Newsline: US orders evacuation of embassy staff in Yemen

The US State Department ordered some of its diplomats and other government workers at the US embassy in Yemen to leave the country because of deteriorating security amid unrest and sectarian clashes that have left Shia rebels in control of the capital. “The Department of State ordered a temporary reduction in the number of US government personnel in Yemen,” the department said in a statement. “We are taking this step out of an abundance of caution and in response to recent political developments and the changing, unpredictable security situation in Yemen.” A separate travel warning for US citizens said the step was taken “due to the continued civil unrest and the potential for military escalation.” It said the embassy in Sana’a would remain open with a majority of staff remaining and that the relocation of staff would be temporary.


Newsline: Iran claims Yemen is responsible for abduction of diplomat

A top Tehran official says the Yemeni government is responsible for the abduction of an Iranian diplomat last year. Iranian Deputy Foreign Minister for Arab and African Affairs Hossein Amir-Abdollahian criticized the Yemeni government’s inaction on Nour Ahmad Nikbakht’s arrest, adding the kidnapped Iranian diplomat is now being held in a security prison of the Yemeni government. He, however, said that received updates from Sana’a are in contradiction with what Yemeni authorities have told Iran about the abducted diplomat. Iran will pursue efforts to secure the diplomat’s release, the official said, reiterating that Nikbakht is in good health. Nikbakht was on his way to work from his home in the diplomatic quarter of the Yemeni capital, Sana’a, on July 21, 2013 when unidentified gunmen blocked the road, forced him out of his vehicle and abducted him. He has been detained in Yemen for more than a year.

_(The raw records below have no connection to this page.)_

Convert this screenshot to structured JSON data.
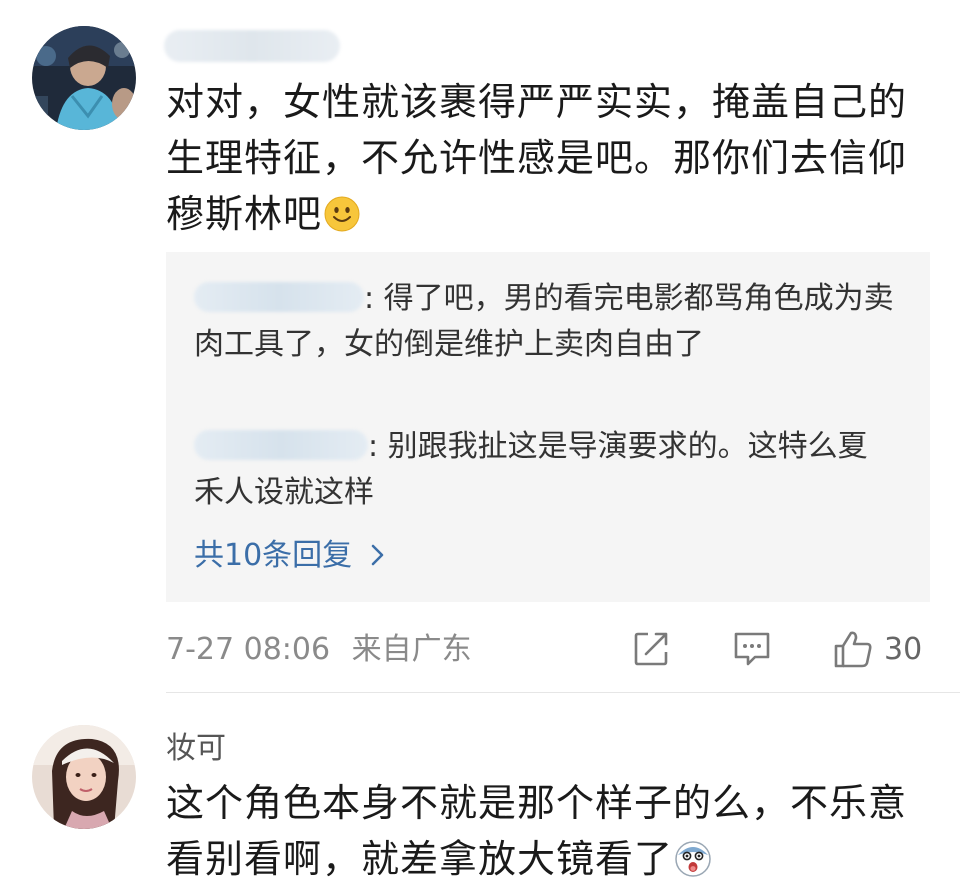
{
  "comments": [
    {
      "username": "",
      "text": "对对，女性就该裹得严严实实，掩盖自己的生理特征，不允许性感是吧。那你们去信仰穆斯林吧",
      "emoji": "smile-emoji",
      "replies": [
        {
          "author": "",
          "text": ": 得了吧，男的看完电影都骂角色成为卖肉工具了，女的倒是维护上卖肉自由了"
        },
        {
          "author": "",
          "text": ": 别跟我扯这是导演要求的。这特么夏禾人设就这样"
        }
      ],
      "reply_more": "共10条回复",
      "timestamp": "7-27 08:06",
      "location": "来自广东",
      "likes": "30"
    },
    {
      "username": "妆可",
      "text": "这个角色本身不就是那个样子的么，不乐意看别看啊，就差拿放大镜看了",
      "emoji": "shocked-face-emoji"
    }
  ],
  "icons": {
    "share": "share-icon",
    "comment": "comment-icon",
    "like": "thumbs-up-icon",
    "chevron": "chevron-right-icon"
  },
  "colors": {
    "link": "#3b6ea8",
    "meta": "#8a8a8a",
    "reply_bg": "#f5f5f5"
  }
}
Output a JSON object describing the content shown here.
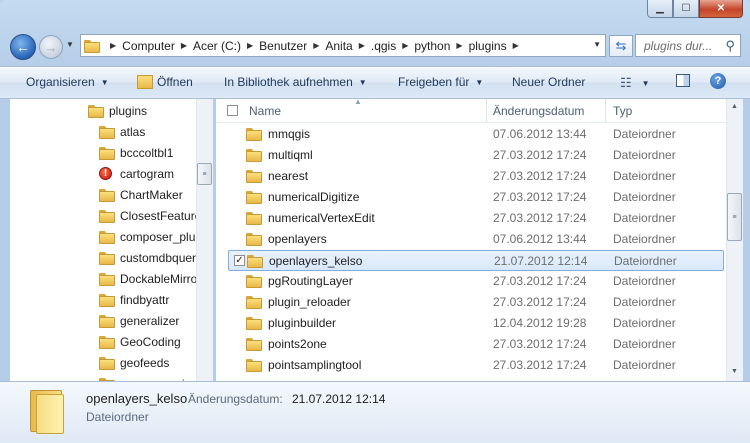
{
  "address": {
    "crumbs": [
      "Computer",
      "Acer (C:)",
      "Benutzer",
      "Anita",
      ".qgis",
      "python",
      "plugins"
    ],
    "search_placeholder": "plugins dur..."
  },
  "toolbar": {
    "organize": "Organisieren",
    "open": "Öffnen",
    "library": "In Bibliothek aufnehmen",
    "share": "Freigeben für",
    "new_folder": "Neuer Ordner"
  },
  "navpane": {
    "root": "plugins",
    "items": [
      {
        "label": "atlas",
        "icon": "folder"
      },
      {
        "label": "bcccoltbl1",
        "icon": "folder"
      },
      {
        "label": "cartogram",
        "icon": "warning"
      },
      {
        "label": "ChartMaker",
        "icon": "folder"
      },
      {
        "label": "ClosestFeature",
        "icon": "folder"
      },
      {
        "label": "composer_plu",
        "icon": "folder"
      },
      {
        "label": "customdbquer",
        "icon": "folder"
      },
      {
        "label": "DockableMirro",
        "icon": "folder"
      },
      {
        "label": "findbyattr",
        "icon": "folder"
      },
      {
        "label": "generalizer",
        "icon": "folder"
      },
      {
        "label": "GeoCoding",
        "icon": "folder"
      },
      {
        "label": "geofeeds",
        "icon": "folder"
      },
      {
        "label": "geoprocessing",
        "icon": "folder"
      }
    ]
  },
  "columns": {
    "name": "Name",
    "date": "Änderungsdatum",
    "type": "Typ"
  },
  "files": [
    {
      "name": "mmqgis",
      "date": "07.06.2012 13:44",
      "type": "Dateiordner"
    },
    {
      "name": "multiqml",
      "date": "27.03.2012 17:24",
      "type": "Dateiordner"
    },
    {
      "name": "nearest",
      "date": "27.03.2012 17:24",
      "type": "Dateiordner"
    },
    {
      "name": "numericalDigitize",
      "date": "27.03.2012 17:24",
      "type": "Dateiordner"
    },
    {
      "name": "numericalVertexEdit",
      "date": "27.03.2012 17:24",
      "type": "Dateiordner"
    },
    {
      "name": "openlayers",
      "date": "07.06.2012 13:44",
      "type": "Dateiordner"
    },
    {
      "name": "openlayers_kelso",
      "date": "21.07.2012 12:14",
      "type": "Dateiordner",
      "selected": true
    },
    {
      "name": "pgRoutingLayer",
      "date": "27.03.2012 17:24",
      "type": "Dateiordner"
    },
    {
      "name": "plugin_reloader",
      "date": "27.03.2012 17:24",
      "type": "Dateiordner"
    },
    {
      "name": "pluginbuilder",
      "date": "12.04.2012 19:28",
      "type": "Dateiordner"
    },
    {
      "name": "points2one",
      "date": "27.03.2012 17:24",
      "type": "Dateiordner"
    },
    {
      "name": "pointsamplingtool",
      "date": "27.03.2012 17:24",
      "type": "Dateiordner"
    }
  ],
  "details": {
    "name": "openlayers_kelso",
    "date_label": "Änderungsdatum:",
    "date_value": "21.07.2012 12:14",
    "type": "Dateiordner"
  }
}
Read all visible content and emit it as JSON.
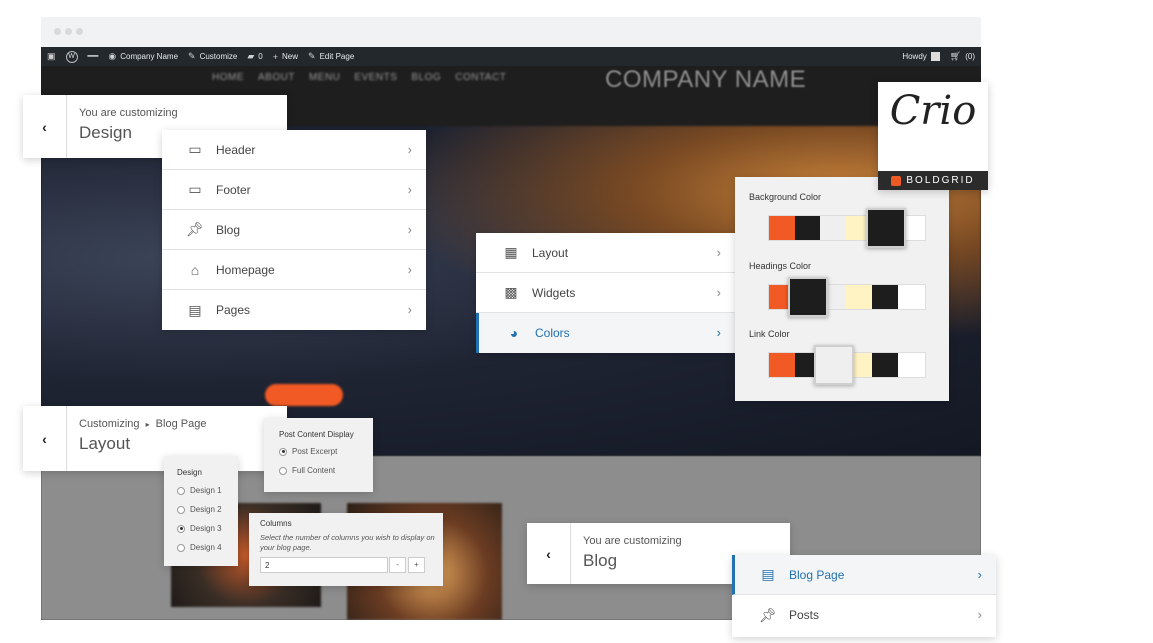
{
  "adminbar": {
    "company": "Company Name",
    "customize": "Customize",
    "comments_count": "0",
    "new": "New",
    "edit_page": "Edit Page",
    "howdy": "Howdy",
    "cart_count": "(0)"
  },
  "site": {
    "nav": [
      "HOME",
      "ABOUT",
      "MENU",
      "EVENTS",
      "BLOG",
      "CONTACT"
    ],
    "brand": "COMPANY NAME"
  },
  "design_panel": {
    "small": "You are customizing",
    "big": "Design",
    "items": [
      {
        "label": "Header",
        "icon": "header-icon"
      },
      {
        "label": "Footer",
        "icon": "footer-icon"
      },
      {
        "label": "Blog",
        "icon": "pin-icon"
      },
      {
        "label": "Homepage",
        "icon": "home-icon"
      },
      {
        "label": "Pages",
        "icon": "pages-icon"
      }
    ]
  },
  "layout_menu": {
    "items": [
      {
        "label": "Layout",
        "icon": "layout-icon"
      },
      {
        "label": "Widgets",
        "icon": "widgets-icon"
      },
      {
        "label": "Colors",
        "icon": "palette-icon",
        "active": true
      }
    ]
  },
  "colors_panel": {
    "background_label": "Background Color",
    "headings_label": "Headings Color",
    "link_label": "Link Color",
    "palette": [
      "#f15a24",
      "#1d1d1d",
      "#efefef",
      "#fff3c4",
      "#1d1d1d",
      "#ffffff"
    ]
  },
  "logo": {
    "script": "Crio",
    "brand": "BOLDGRID"
  },
  "layout_panel": {
    "crumb": "Customizing",
    "crumb_page": "Blog Page",
    "big": "Layout"
  },
  "post_content": {
    "title": "Post Content Display",
    "options": [
      "Post Excerpt",
      "Full Content"
    ],
    "selected": "Post Excerpt"
  },
  "design_options": {
    "title": "Design",
    "options": [
      "Design 1",
      "Design 2",
      "Design 3",
      "Design 4"
    ],
    "selected": "Design 3"
  },
  "columns": {
    "title": "Columns",
    "description": "Select the number of columns you wish to display on your blog page.",
    "value": "2",
    "minus": "-",
    "plus": "+"
  },
  "blog_panel": {
    "small": "You are customizing",
    "big": "Blog",
    "items": [
      {
        "label": "Blog Page",
        "icon": "document-icon",
        "active": true
      },
      {
        "label": "Posts",
        "icon": "pin-icon"
      }
    ]
  }
}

Newsline: Saudi Arabia shuts down embassy in Yemen

Saudi Arabia issued orders to shut down its embassy in Sana’a and evacuate Saudi nationals from Yemen, due to the country’s volatile security situation. “Orders were given to shut down the Saudi embassy in Sana’a and evacuate all officials and employees in the embassy until the situation in Yemen improves,” the Saudi newspaper Al-Watan cited an anonymous high-ranking Saudi diplomat as saying. “The charge d’affairs [acting ambassador] at the Saudi Embassy to Yemen, Haza’a Al-Mutairi, along with 50 other Saudi nationals working in the embassy left Sana’a,” said the diplomat. The embassy’s closure follows growing tensions between the Yemeni government and Houthi protesters in Sana’a who are calling for a new government and the reinstatement of fuel subsidies. The closure of the embassy affects Yemeni residents who want to get visas to work in Saudi Arabia.